When it comes to flowers, looks can be deceiving. No matter how harmless (or beautiful!) they may look, remember never to judge a book by its cover. From mild to just plain deadly, Here is a list of 10 flowers to watch out for.
1: Angel’s Trumpets (Scientific Name: Brugmansia)
Don’t let the name fool you, because they are anything but angelic! The angel’s trumpet is a poisonous flower to humans and animals, causing symptoms ranging from hallucinations to memory loss. All parts of this flower are considered poisonous and contain alkaloids, atropine, scopolamine, and hyoscyamine. Though these have been found excellent in medicine, the use of these parts are deadly without doctor supervision.
Native to South America, this flower resembles a trumpet and the color ranges from white, yellow, pink, and orange or red. They can also reach up to 50 cm in length. People describe the scent as exotic and intoxicating, carrying notes of citrus, gardenia, and more.

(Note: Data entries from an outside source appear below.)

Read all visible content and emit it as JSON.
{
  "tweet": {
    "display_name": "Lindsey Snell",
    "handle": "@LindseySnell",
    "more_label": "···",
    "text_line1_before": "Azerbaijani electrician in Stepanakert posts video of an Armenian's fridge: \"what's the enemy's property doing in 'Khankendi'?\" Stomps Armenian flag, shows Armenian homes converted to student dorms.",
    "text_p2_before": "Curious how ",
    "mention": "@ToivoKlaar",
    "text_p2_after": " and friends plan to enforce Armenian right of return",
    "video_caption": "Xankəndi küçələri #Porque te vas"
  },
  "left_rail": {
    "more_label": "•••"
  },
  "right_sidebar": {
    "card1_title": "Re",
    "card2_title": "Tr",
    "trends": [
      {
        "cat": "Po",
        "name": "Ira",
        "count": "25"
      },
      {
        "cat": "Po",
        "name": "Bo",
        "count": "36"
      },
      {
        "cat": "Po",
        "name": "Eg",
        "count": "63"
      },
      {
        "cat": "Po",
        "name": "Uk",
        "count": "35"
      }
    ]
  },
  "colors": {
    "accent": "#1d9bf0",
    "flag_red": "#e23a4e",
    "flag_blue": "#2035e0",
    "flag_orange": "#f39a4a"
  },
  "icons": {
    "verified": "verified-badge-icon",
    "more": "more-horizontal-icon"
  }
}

You can get poisoned by touching, inhaling, or eating any parts of this gorgeous yet dangerous flower.
- Oleander (Scientific Name: Nerium)
Oleanders are common ornamental evergreen shrubs, known since ancient Greece and Rome, described by author Plinius. It is the only species currently classified in the genus Nerium and they carry large, attractive clusters of vibrant blooms. They have the ability to withstand drought and salt spray, making them highly desirable flowering plants.
However, they also contain cardiac glycosides, which are poisonous. You don’t even have to digest the bloom to experience toxic effects. Just touching them (particularly the sap inside the plant), can cause disorientation and seizures. As long as you or your pets don’t come in contact with oleanders, they can be used as a shrub or hedge to add a vibrant pop of color to your front lawn.
- Snake’s Head Fritillary (Scientific Name: Fritillaria Meleagris)
Snake’s head fritillary is a eurasian species of flowering plant in the family liliaceae. Other common names include the lazarus bell, checkered lily, and frog-cup. This flower has a unique checkered pattern on drooping petals that are shaped like a bell. It comes in shades of purple, though sometimes white.
The button shaped bulb contains poisonous alkaloids, earning the flower its association with venomous snakes. It thrives in damp soil environments.
- Star Of Bethlehem (Scientific Name:Ornithogalum)
The star of bethlehem is native mostly to southern europe and southern africa. It’s an exotic flower that produces white clusters in the spring with narrow green leaves, whitish midrib and onion-like bulbs. Over the holidays, it can be seen in many Christmas floral arrangements. This flower is often used in religious arrangements, symbolizing hope, purity, honesty, and forgiveness. The flower petals open with the sun each morning and close at night.
All parts of this flower are poisonous to both humans and animals. It is not to be confused with wild onion. The toxic principal appears to be similar to alkaloids, though not definitely identified. Using the star of bethlehem for medicinal purposes is deemed unsafe due to its toxic content.
- Belladonna (Scientific Name: Atropa Belladonna)
Also known as deadly nightshade, the belladonna is a toxic perennial herbaceous plant in the nightshade family solanaceae. It is native to europe, north africa, and western asia.
The flower’s name comes from the Italian word “belladonna,” which means beautiful woman, in reference to venetian ladies who dilated their eyes using belladonna eye drops, which was considered to be the height of beauty. However this came at a cost, causing increased heart rate and permanent vision distortion or blindness from prolonged use.
Belladonna is derived from deadly nightshade, one of the most dangerous herbal poisons. All parts of this flower are toxic, and oral overdose of this flower is only 600 milligrams. Effects of digestion from any parts of the flower could be deadly, and the leaves also could irritate the skin.
Why Are Some Flowers Poisonous?
Plant toxicity is due to a wide diversity of toxins, including alkaloids and glycosides. Plants produce poison as defense against predators. These toxic chemicals destroy insects, fungi, and bacteria.
Knowing which flowers are poisonous for the safety of yourself and others is important. While flowers are desired by many, some are for looking at, not for contact.